[Listed records Boundary: Start]

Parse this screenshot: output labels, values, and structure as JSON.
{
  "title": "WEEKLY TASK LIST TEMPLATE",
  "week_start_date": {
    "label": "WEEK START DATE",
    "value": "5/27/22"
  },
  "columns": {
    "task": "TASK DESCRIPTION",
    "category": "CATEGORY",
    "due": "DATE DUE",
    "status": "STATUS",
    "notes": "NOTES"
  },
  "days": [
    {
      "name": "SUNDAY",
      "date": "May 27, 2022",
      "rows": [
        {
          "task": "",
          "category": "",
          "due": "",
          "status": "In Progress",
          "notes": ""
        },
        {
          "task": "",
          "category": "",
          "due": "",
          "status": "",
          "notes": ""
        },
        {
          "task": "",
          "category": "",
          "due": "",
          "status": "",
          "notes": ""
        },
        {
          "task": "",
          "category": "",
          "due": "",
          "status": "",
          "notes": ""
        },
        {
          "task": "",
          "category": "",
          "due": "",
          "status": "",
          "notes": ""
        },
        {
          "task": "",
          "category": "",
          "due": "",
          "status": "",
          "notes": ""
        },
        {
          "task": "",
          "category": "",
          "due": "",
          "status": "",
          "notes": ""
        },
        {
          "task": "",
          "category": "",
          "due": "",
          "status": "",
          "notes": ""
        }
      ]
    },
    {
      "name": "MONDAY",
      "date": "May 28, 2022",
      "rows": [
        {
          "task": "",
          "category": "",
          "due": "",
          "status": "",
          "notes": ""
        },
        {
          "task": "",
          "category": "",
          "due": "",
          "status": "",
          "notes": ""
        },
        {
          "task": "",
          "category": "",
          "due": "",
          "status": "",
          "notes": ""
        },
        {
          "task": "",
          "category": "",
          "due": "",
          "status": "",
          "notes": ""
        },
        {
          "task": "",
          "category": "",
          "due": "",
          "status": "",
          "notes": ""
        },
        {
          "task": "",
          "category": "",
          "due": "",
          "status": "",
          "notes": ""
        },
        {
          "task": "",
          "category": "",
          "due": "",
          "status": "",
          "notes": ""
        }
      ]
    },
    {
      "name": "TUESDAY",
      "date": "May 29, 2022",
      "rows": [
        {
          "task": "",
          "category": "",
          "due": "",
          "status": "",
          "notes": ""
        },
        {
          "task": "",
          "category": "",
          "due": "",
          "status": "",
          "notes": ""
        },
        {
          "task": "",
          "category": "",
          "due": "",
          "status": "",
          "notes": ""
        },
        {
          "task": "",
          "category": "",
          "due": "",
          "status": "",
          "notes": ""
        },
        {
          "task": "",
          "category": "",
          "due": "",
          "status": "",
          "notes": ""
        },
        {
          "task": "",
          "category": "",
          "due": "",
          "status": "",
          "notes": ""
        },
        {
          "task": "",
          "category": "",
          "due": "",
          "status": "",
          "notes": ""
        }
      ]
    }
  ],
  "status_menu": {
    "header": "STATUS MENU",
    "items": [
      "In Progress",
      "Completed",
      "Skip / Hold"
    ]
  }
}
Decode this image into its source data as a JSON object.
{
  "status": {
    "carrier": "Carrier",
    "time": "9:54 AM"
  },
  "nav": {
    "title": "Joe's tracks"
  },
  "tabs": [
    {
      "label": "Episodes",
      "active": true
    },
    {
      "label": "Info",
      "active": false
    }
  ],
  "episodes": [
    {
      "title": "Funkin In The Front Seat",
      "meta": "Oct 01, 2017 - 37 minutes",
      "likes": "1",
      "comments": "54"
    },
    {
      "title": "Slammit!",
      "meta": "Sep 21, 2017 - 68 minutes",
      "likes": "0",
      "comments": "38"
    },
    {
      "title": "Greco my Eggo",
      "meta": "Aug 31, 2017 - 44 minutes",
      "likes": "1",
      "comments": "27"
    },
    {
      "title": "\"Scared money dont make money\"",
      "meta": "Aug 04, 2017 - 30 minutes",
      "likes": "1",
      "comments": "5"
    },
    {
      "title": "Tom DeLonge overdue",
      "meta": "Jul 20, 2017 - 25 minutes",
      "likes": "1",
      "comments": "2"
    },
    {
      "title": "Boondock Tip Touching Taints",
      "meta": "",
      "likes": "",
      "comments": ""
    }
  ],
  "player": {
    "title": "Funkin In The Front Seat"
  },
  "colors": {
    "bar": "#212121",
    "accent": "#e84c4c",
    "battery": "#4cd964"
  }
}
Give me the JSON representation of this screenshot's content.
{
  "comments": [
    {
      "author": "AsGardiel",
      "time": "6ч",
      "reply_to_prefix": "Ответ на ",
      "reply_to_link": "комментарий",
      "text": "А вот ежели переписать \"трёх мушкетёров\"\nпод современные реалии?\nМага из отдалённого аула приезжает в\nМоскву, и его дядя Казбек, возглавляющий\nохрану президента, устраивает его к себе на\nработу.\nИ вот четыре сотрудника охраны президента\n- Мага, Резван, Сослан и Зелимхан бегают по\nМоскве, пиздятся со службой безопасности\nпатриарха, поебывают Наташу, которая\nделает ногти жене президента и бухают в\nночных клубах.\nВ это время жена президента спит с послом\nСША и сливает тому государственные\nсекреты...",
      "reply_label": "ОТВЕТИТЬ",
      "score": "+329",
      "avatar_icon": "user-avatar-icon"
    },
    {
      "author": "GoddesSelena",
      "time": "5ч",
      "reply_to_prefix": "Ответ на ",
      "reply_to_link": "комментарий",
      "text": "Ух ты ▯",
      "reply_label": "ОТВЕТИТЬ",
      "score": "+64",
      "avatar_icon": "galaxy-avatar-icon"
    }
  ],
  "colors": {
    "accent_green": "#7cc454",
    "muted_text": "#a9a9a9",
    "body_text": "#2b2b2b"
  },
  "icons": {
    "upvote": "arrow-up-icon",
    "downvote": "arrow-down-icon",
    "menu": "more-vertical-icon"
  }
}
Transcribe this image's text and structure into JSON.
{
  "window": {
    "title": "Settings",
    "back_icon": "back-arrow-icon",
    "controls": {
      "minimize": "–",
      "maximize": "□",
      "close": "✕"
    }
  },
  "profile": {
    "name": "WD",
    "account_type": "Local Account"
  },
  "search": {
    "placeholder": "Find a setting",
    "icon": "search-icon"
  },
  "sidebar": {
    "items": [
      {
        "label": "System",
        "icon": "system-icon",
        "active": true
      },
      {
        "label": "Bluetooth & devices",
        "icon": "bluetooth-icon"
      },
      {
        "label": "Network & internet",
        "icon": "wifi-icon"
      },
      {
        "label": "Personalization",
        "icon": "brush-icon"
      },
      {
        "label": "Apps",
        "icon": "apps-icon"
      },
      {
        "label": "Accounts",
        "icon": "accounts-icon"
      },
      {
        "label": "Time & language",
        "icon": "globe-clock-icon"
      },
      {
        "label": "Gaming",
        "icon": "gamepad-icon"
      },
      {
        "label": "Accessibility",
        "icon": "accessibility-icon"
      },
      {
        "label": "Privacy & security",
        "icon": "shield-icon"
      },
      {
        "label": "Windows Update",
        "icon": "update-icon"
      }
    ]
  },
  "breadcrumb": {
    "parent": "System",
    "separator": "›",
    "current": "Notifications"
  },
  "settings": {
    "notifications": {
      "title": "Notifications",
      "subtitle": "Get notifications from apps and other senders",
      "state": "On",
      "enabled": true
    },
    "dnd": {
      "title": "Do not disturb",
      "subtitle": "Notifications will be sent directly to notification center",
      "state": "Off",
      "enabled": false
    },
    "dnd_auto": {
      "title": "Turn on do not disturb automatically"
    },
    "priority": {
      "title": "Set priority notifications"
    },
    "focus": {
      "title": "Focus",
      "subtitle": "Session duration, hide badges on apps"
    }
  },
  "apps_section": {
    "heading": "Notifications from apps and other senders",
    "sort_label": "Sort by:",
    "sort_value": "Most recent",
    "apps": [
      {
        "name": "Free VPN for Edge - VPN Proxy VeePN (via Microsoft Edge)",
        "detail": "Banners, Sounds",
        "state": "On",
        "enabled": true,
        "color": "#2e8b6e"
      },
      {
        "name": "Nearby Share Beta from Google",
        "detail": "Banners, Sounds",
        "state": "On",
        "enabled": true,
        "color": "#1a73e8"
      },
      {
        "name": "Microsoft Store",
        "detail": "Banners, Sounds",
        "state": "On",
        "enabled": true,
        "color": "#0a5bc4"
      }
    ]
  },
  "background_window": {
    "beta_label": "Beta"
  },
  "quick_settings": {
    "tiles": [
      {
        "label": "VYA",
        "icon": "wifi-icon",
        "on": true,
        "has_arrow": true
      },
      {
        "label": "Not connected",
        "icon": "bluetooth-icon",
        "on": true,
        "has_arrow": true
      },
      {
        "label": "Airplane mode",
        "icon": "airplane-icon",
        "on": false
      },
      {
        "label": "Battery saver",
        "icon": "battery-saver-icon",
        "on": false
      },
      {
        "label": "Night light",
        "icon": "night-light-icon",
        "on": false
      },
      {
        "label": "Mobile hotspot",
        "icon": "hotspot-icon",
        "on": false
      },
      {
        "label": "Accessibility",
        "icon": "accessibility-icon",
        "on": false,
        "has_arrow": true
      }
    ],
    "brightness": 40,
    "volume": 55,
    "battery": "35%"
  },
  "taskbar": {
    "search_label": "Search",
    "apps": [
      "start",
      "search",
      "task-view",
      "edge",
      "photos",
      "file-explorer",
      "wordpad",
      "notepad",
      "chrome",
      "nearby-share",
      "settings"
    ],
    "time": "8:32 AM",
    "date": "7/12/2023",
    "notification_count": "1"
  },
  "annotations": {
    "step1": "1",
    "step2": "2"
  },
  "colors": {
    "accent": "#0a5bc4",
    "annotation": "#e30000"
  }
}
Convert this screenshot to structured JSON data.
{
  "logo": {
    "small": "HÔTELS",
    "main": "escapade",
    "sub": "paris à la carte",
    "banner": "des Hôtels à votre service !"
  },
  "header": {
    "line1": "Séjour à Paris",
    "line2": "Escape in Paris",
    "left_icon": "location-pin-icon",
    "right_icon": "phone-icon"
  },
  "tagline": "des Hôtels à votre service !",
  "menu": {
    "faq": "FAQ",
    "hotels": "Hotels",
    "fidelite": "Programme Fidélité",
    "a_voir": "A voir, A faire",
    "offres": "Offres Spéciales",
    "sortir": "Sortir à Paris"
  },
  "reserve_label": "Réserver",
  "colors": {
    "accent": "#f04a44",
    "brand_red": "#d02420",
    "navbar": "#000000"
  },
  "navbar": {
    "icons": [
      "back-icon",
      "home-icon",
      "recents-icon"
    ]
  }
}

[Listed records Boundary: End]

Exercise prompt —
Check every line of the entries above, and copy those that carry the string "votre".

Exercise response —
    "banner": "des Hôtels à votre service !"
  "tagline": "des Hôtels à votre service !",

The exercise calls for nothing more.